WHAT NEEDS TO BE DONE
Copy out every line of the data where the word "product" is found.

[Stored dataset items]
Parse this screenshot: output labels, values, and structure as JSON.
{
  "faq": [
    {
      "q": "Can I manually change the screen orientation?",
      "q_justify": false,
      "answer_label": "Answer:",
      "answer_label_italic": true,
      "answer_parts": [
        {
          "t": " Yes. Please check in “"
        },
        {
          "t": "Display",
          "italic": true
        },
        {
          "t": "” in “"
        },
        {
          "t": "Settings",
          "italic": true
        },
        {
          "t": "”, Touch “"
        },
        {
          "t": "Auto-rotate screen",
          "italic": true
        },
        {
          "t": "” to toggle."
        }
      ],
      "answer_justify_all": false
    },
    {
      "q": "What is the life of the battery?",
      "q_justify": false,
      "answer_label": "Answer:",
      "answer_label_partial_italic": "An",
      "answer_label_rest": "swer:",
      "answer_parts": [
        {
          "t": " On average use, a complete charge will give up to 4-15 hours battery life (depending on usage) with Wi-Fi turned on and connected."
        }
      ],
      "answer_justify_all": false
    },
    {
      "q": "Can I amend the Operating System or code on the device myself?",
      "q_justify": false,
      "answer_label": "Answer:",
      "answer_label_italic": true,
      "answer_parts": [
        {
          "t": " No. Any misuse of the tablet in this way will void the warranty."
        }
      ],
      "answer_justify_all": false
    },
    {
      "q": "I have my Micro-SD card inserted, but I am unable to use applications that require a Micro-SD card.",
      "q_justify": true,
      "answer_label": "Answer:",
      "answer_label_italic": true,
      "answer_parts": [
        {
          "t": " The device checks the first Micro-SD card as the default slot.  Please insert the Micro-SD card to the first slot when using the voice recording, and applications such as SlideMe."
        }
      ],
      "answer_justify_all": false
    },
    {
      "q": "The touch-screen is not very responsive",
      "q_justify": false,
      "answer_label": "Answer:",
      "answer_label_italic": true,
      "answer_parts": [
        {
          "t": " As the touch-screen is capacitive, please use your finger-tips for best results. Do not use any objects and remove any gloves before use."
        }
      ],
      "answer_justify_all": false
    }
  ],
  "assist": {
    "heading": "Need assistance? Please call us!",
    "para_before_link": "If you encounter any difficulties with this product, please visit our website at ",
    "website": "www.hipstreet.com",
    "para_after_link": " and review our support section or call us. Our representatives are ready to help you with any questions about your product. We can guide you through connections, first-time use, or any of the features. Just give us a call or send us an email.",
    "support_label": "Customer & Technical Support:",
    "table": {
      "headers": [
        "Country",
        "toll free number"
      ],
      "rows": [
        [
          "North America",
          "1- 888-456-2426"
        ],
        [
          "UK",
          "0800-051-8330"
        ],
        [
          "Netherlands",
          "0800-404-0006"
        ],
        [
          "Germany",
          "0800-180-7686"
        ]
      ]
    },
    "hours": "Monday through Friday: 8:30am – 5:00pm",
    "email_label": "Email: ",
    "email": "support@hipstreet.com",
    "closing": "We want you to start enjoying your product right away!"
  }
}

ANSWER SPACE
    "para_before_link": "If you encounter any difficulties with this product, please visit our website at ",
    "para_after_link": " and review our support section or call us. Our representatives are ready to help you with any questions about your product. We can guide you through connections, first-time use, or any of the features. Just give us a call or send us an email.",
    "closing": "We want you to start enjoying your product right away!"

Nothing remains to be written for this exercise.